The results indicated that affect labeling, relative to other forms of encoding, diminished the response of the amygdala and other limbic regions to negative emotional images. Additionally, affect labeling produced increased activity in a single brain region, right ventrolateral prefrontal cortex (RVLPFC). Finally, RVLPFC and amygdala activity during affect labeling were inversely correlated, a relationship that was mediated by activity in medial prefrontal cortex (MPFC). These results suggest that affect labeling may diminish emotional reactivity along a pathway from RVLPFC to MPFC to the amygdala.

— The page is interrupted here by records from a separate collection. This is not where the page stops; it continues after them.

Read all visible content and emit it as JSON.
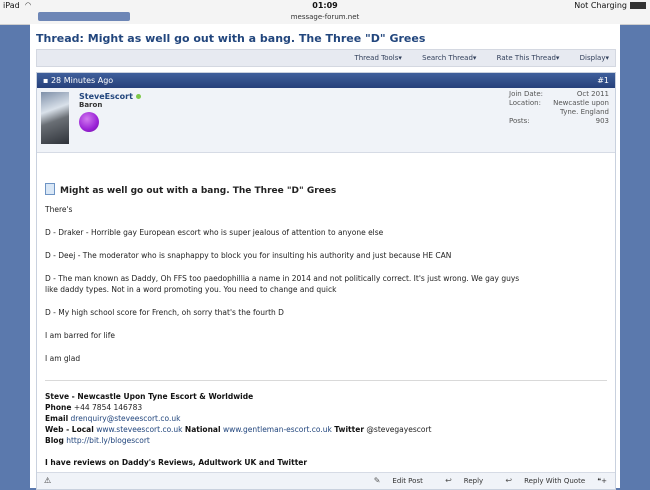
{
  "status_bar": {
    "device": "iPad",
    "time": "01:09",
    "charging": "Not Charging",
    "url": "message-forum.net"
  },
  "thread": {
    "label": "Thread:",
    "title": "Might as well go out with a bang. The Three \"D\" Grees"
  },
  "toolbar": {
    "tools": "Thread Tools",
    "search": "Search Thread",
    "rate": "Rate This Thread",
    "display": "Display"
  },
  "post": {
    "time": "28 Minutes Ago",
    "number": "#1",
    "user": {
      "name": "SteveEscort",
      "rank": "Baron"
    },
    "meta": {
      "join_label": "Join Date:",
      "join_value": "Oct 2011",
      "location_label": "Location:",
      "location_line1": "Newcastle upon",
      "location_line2": "Tyne. England",
      "posts_label": "Posts:",
      "posts_value": "903"
    },
    "title": "Might as well go out with a bang. The Three \"D\" Grees",
    "lines": [
      "There's",
      "D - Draker - Horrible gay European escort who is super jealous of attention to anyone else",
      "D - Deej - The moderator who is snaphappy to block you for insulting his authority and just because HE CAN",
      "D - The man known as Daddy, Oh FFS too paedophillia a name in 2014 and not politically correct. It's just wrong. We gay guys",
      "like daddy types. Not in a word promoting you. You need to change and quick",
      "D - My high school score for French, oh sorry that's the fourth D",
      "I am barred for life",
      "I am glad"
    ],
    "signature": {
      "title": "Steve - Newcastle Upon Tyne Escort & Worldwide",
      "phone_label": "Phone",
      "phone": "+44 7854 146783",
      "email_label": "Email",
      "email": "drenquiry@steveescort.co.uk",
      "web_label": "Web - Local",
      "web_local": "www.steveescort.co.uk",
      "national_label": "National",
      "web_national": "www.gentleman-escort.co.uk",
      "twitter_label": "Twitter",
      "twitter": "@stevegayescort",
      "blog_label": "Blog",
      "blog": "http://bit.ly/blogescort",
      "reviews": "I have reviews on Daddy's Reviews, Adultwork UK and Twitter"
    },
    "actions": {
      "edit": "Edit Post",
      "reply": "Reply",
      "quote": "Reply With Quote"
    }
  }
}
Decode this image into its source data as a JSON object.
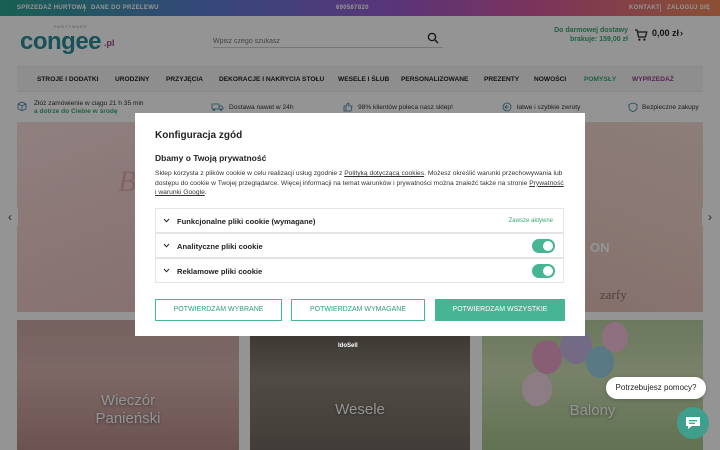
{
  "topbar": {
    "wholesale": "SPRZEDAŻ HURTOWA",
    "refund": "DANE DO PRZELEWU",
    "phone": "690587820",
    "contact": "KONTAKT",
    "login": "ZALOGUJ SIĘ"
  },
  "header": {
    "logo": "congee",
    "logo_tld": ".pl",
    "logo_tag": "PARTYWARE",
    "search_placeholder": "Wpisz czego szukasz",
    "free_shipping_line1": "Do darmowej dostawy",
    "free_shipping_line2": "brakuje: 159,00 zł",
    "cart_total": "0,00 zł"
  },
  "nav": {
    "items": [
      "STROJE I DODATKI",
      "URODZINY",
      "PRZYJĘCIA",
      "DEKORACJE I NAKRYCIA STOŁU",
      "WESELE I ŚLUB",
      "PERSONALIZOWANE",
      "PREZENTY",
      "NOWOŚCI",
      "POMYSŁY",
      "WYPRZEDAŻ"
    ],
    "colors": {
      "pomysly": "#3aa874",
      "wyprzedaz": "#9b3f8e"
    }
  },
  "info_bar": {
    "order_line1": "Złóż zamówienie w ciągu 21 h 35 min",
    "order_line2": "a dotrze do Ciebie w środę",
    "delivery": "Dostawa nawet w 24h",
    "recommend": "98% klientów poleca nasz sklep!",
    "returns": "łatwe i szybkie zwroty",
    "secure": "Bezpieczne zakupy"
  },
  "hero": {
    "left_text": "B",
    "right_on": "ON",
    "right_text": "zarfy"
  },
  "tiles": [
    {
      "label": "Wieczór Panieński"
    },
    {
      "label": "Wesele"
    },
    {
      "label": "Balony"
    }
  ],
  "tile1_line1": "Wieczór",
  "tile1_line2": "Panieński",
  "idosell": "IdoSell",
  "modal": {
    "title": "Konfiguracja zgód",
    "subtitle": "Dbamy o Twoją prywatność",
    "text_1": "Sklep korzysta z plików cookie w celu realizacji usług zgodnie z ",
    "link_policy": "Polityką dotyczącą cookies",
    "text_2": ". Możesz określić warunki przechowywania lub dostępu do cookie w Twojej przeglądarce. Więcej informacji na temat warunków i prywatności można znaleźć także na stronie ",
    "link_terms": "Prywatność i warunki Google",
    "text_3": ".",
    "sections": [
      {
        "label": "Funkcjonalne pliki cookie (wymagane)",
        "note": "Zawsze aktywne"
      },
      {
        "label": "Analityczne pliki cookie",
        "enabled": true
      },
      {
        "label": "Reklamowe pliki cookie",
        "enabled": true
      }
    ],
    "btn_selected": "POTWIERDZAM WYBRANE",
    "btn_required": "POTWIERDZAM WYMAGANE",
    "btn_all": "POTWIERDZAM WSZYSTKIE",
    "accent": "#45b594"
  },
  "chat": {
    "bubble": "Potrzebujesz pomocy?"
  },
  "arrows": {
    "left": "‹",
    "right": "›"
  }
}
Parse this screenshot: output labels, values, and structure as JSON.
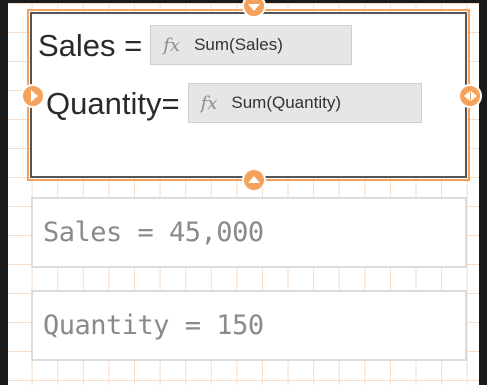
{
  "editor": {
    "rows": [
      {
        "label": "Sales =",
        "expression": "Sum(Sales)",
        "fx_icon": "fx"
      },
      {
        "label": "Quantity=",
        "expression": "Sum(Quantity)",
        "fx_icon": "fx"
      }
    ]
  },
  "kpis": [
    {
      "text": "Sales = 45,000"
    },
    {
      "text": "Quantity = 150"
    }
  ],
  "colors": {
    "accent": "#f5a15b",
    "grid": "#f7dcc7",
    "editor_border": "#555555",
    "kpi_text": "#8a8a8a"
  },
  "icons": [
    "resize-handle-top-icon",
    "resize-handle-left-icon",
    "resize-handle-right-icon",
    "resize-handle-bottom-icon",
    "fx-icon"
  ]
}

Molly also coauthored Serotonin Modulates Behavioral Reactions to Unfairness: Serotonin (5-HT) has long been implicated in social behavior and impulsivity, but the mechanisms through which it modulates self-control remain unclear. She observed the effects of manipulating 5-HT function on behavior in the Ultimatum Game, where players must decide whether to accept or reject fair or unfair monetary offers from another player. Participants with depleted 5-HT levels rejected a greater proportion of unfair, but not fair offers, without showing changes in mood, fairness judgments, basic reward processing, or response inhibition. Her results suggest that 5-HT plays a critical role in regulating emotion during social decision-making.
Originally from Irvine, California, Molly earned her B.A. in Psychobiology at UCLA (University of California, Los Angeles). She loves to travel and she hopes to explore many new parts of the world over the next few years. Music is one of her greatest passions, she is a member of King’s Voices, the mixed-voice choir of King’s College in Cambridge. Learn about the books that have influenced her.